Connecticut purposely has veered off the managed care course, using the principles of care coordination and monitoring quality indicators, but bypassing contracts with managed care organizations. When the state moved to managed care in 1995, it expected to save money. Connecticut started with 14 managed care organizations and initially granted rate increases in line with medical inflation rates.
Ellen Andrews, a health consultant for CSG East and a member of the medical advisory committee for Connecticut Medicaid, said a secret shopper survey was the beginning of the end for Connecticut managed care.
Only one of every four doctors on plans’ provider lists would make a patient appointment. The others said they were not seeing Medicaid patients. At the same time, the number of participating plans fell to three and they asked for larger rate increases, leaving the state little negotiating room. A 2009 audit by actuarial firm Milliman found the rate increases for Connecticut managed care organizations were higher than those for similar Medicaid populations in other states. The audit also found that the organizations were not held accountable for care management standards designed to lower costs.

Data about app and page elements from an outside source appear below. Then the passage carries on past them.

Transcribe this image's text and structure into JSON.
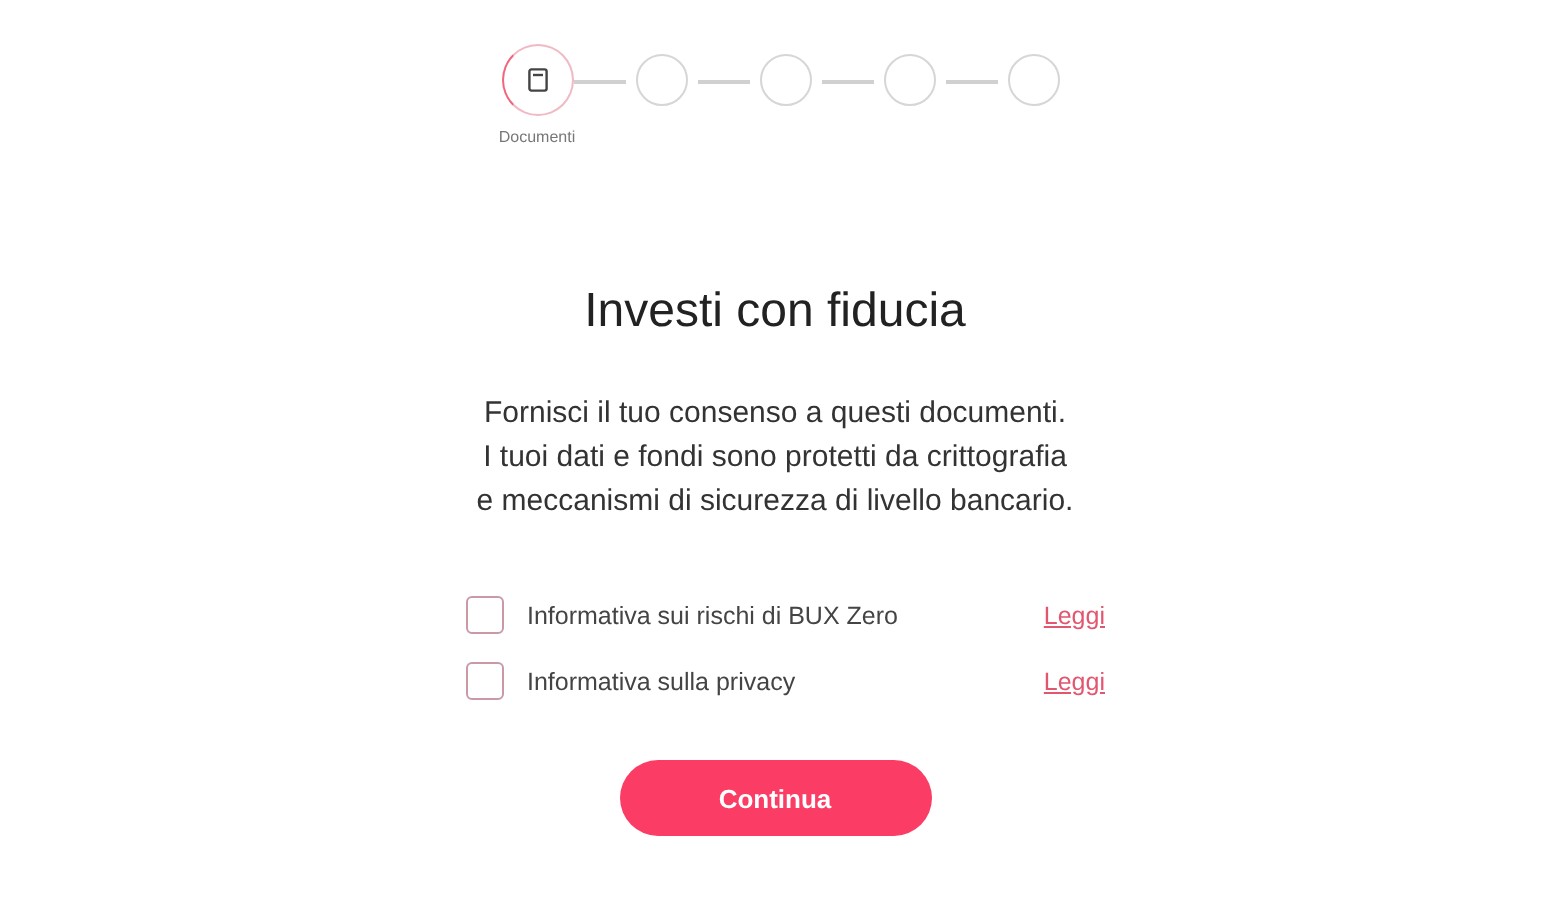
{
  "steps": [
    {
      "label": "Documenti",
      "selected": true
    },
    {
      "selected": false
    },
    {
      "selected": false
    },
    {
      "selected": false
    },
    {
      "selected": false
    }
  ],
  "title": "Investi con fiducia",
  "description": [
    "Fornisci il tuo consenso a questi documenti.",
    "I tuoi dati e fondi sono protetti da crittografia",
    "e meccanismi di sicurezza di livello bancario."
  ],
  "consents": [
    {
      "label": "Informativa sui rischi di BUX Zero",
      "checked": false,
      "link": "Leggi"
    },
    {
      "label": "Informativa sulla privacy",
      "checked": false,
      "link": "Leggi"
    }
  ],
  "button": "Continua"
}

Connecticut now contracts with one of its old managed care organizations—the nonprofit Community Health Network—to provide care coordination, including intensive case management for the aged, blind and disabled population. Connecticut is participating in the federal dual eligible grant program and expects a large implementation grant soon.

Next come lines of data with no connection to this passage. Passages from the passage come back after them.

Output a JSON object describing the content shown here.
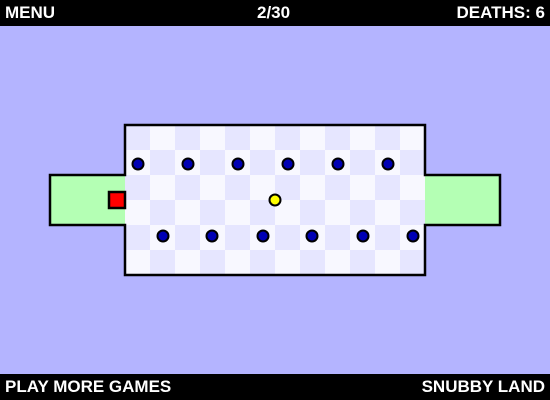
{
  "topbar": {
    "menu_label": "MENU",
    "level_progress": "2/30",
    "deaths_label": "DEATHS: 6"
  },
  "bottombar": {
    "play_more_label": "PLAY MORE GAMES",
    "brand_label": "SNUBBY LAND"
  },
  "colors": {
    "background": "#b4b4ff",
    "safe_zone": "#b4ffb4",
    "tile_light": "#f8f8ff",
    "tile_dark": "#e6e6ff",
    "player": "#ff0000",
    "enemy": "#0000b4",
    "coin": "#ffff00"
  },
  "game": {
    "player": "red-square",
    "enemies_top_row_count": 6,
    "enemies_bottom_row_count": 6,
    "coins_count": 1
  }
}
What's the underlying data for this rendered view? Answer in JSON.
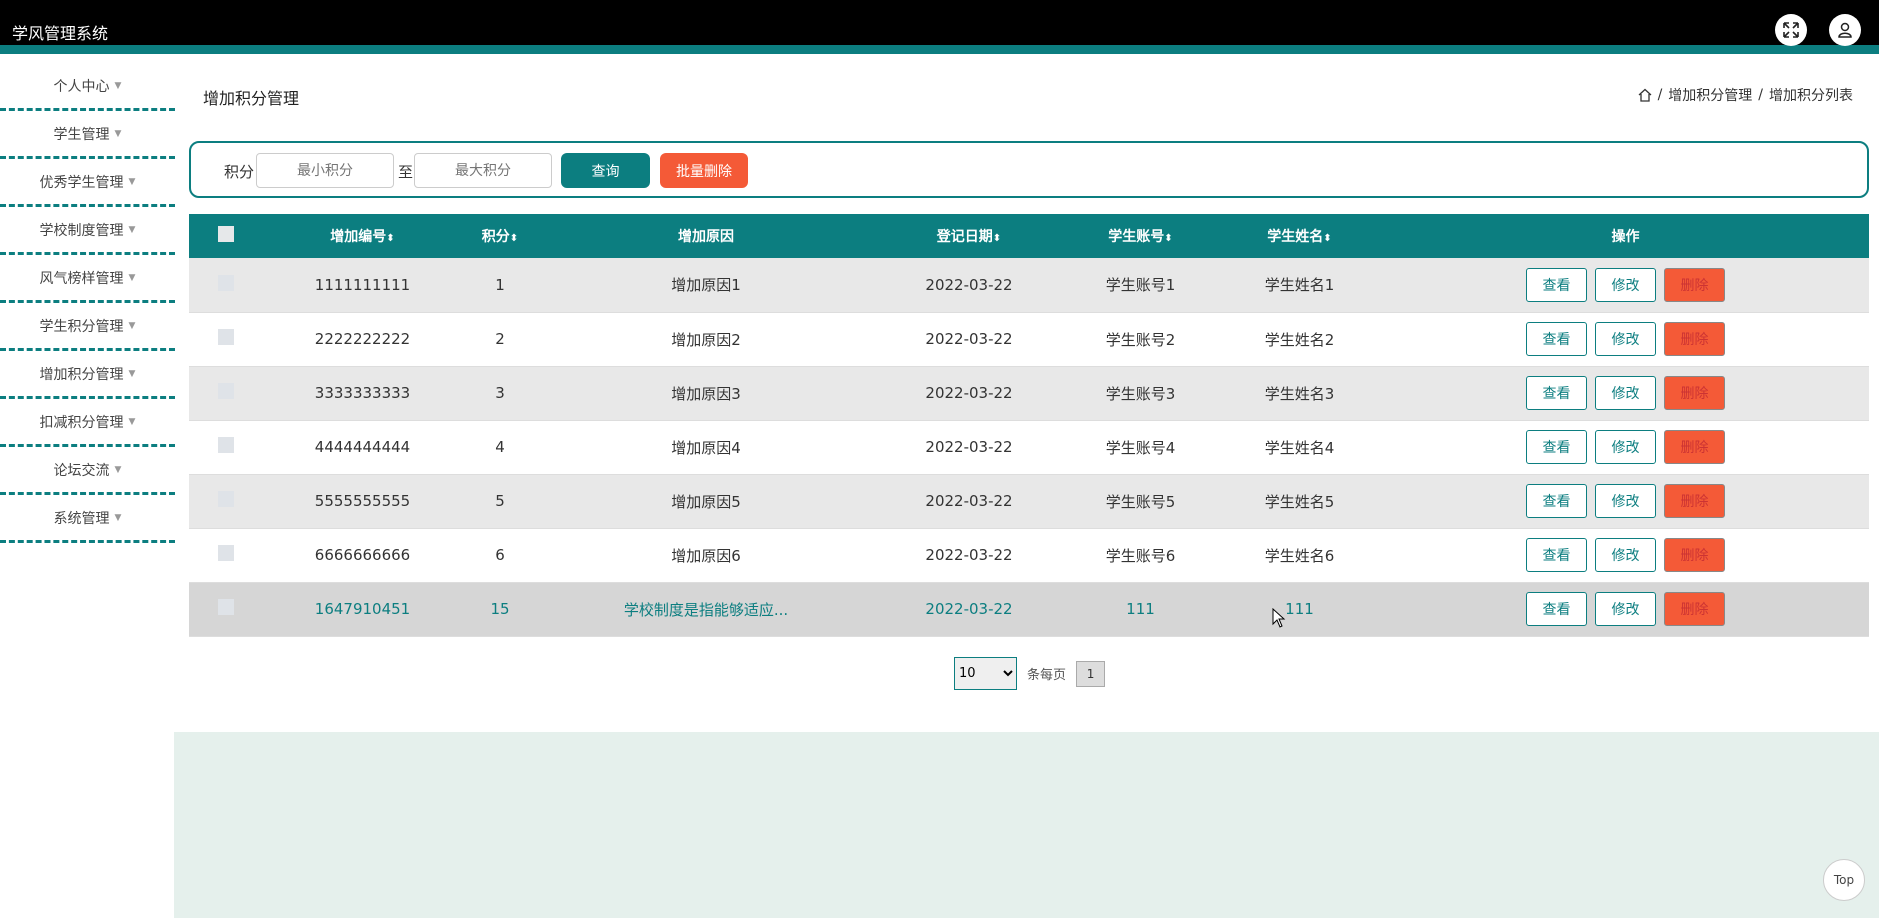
{
  "app_title": "学风管理系统",
  "sidebar": {
    "items": [
      {
        "label": "个人中心"
      },
      {
        "label": "学生管理"
      },
      {
        "label": "优秀学生管理"
      },
      {
        "label": "学校制度管理"
      },
      {
        "label": "风气榜样管理"
      },
      {
        "label": "学生积分管理"
      },
      {
        "label": "增加积分管理"
      },
      {
        "label": "扣减积分管理"
      },
      {
        "label": "论坛交流"
      },
      {
        "label": "系统管理"
      }
    ]
  },
  "page_title": "增加积分管理",
  "breadcrumb": {
    "sep": "/",
    "level1": "增加积分管理",
    "level2": "增加积分列表"
  },
  "search": {
    "label": "积分",
    "min_placeholder": "最小积分",
    "to_label": "至",
    "max_placeholder": "最大积分",
    "query_label": "查询",
    "batch_delete_label": "批量删除"
  },
  "table": {
    "headers": {
      "id": "增加编号",
      "score": "积分",
      "reason": "增加原因",
      "date": "登记日期",
      "account": "学生账号",
      "name": "学生姓名",
      "ops": "操作"
    },
    "rows": [
      {
        "id": "1111111111",
        "score": "1",
        "reason": "增加原因1",
        "date": "2022-03-22",
        "account": "学生账号1",
        "name": "学生姓名1"
      },
      {
        "id": "2222222222",
        "score": "2",
        "reason": "增加原因2",
        "date": "2022-03-22",
        "account": "学生账号2",
        "name": "学生姓名2"
      },
      {
        "id": "3333333333",
        "score": "3",
        "reason": "增加原因3",
        "date": "2022-03-22",
        "account": "学生账号3",
        "name": "学生姓名3"
      },
      {
        "id": "4444444444",
        "score": "4",
        "reason": "增加原因4",
        "date": "2022-03-22",
        "account": "学生账号4",
        "name": "学生姓名4"
      },
      {
        "id": "5555555555",
        "score": "5",
        "reason": "增加原因5",
        "date": "2022-03-22",
        "account": "学生账号5",
        "name": "学生姓名5"
      },
      {
        "id": "6666666666",
        "score": "6",
        "reason": "增加原因6",
        "date": "2022-03-22",
        "account": "学生账号6",
        "name": "学生姓名6"
      },
      {
        "id": "1647910451",
        "score": "15",
        "reason": "学校制度是指能够适应...",
        "date": "2022-03-22",
        "account": "111",
        "name": "111"
      }
    ],
    "ops": {
      "view": "查看",
      "edit": "修改",
      "delete": "删除"
    }
  },
  "pager": {
    "page_size": "10",
    "per_page_label": "条每页",
    "current_page": "1"
  },
  "top_button": "Top"
}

The transition, which began in 2012, has been smooth and provider networks have remained robust.
“The fear that providers only participated in Medicaid because the (managed care organizations) brought them other business didn’t turn out to be true,” Andrews said.
Savings from the move from managed care were budgeted at $41 million in 2012. In 2013, the move is expected to slice $80 million off the state’s $4.6 billion Medicaid budget. Andrews said it is too early to verify all the savings, but in the last six months of 2012, the Children’s Health Insurance Program for low-income children has documented 23 percent annualized savings.
Connecticut learned a lot with its move to, and from, managed care, Andrews said.
“States must monitor everything—the network, access, provider panels, utilization rates, but especially the money,” she said. “Don’t make assumptions, monitor.”
Finally, in what may be universal advice to policymakers, Andrews said, “If you do this (managed care), make a commitment to do it right.”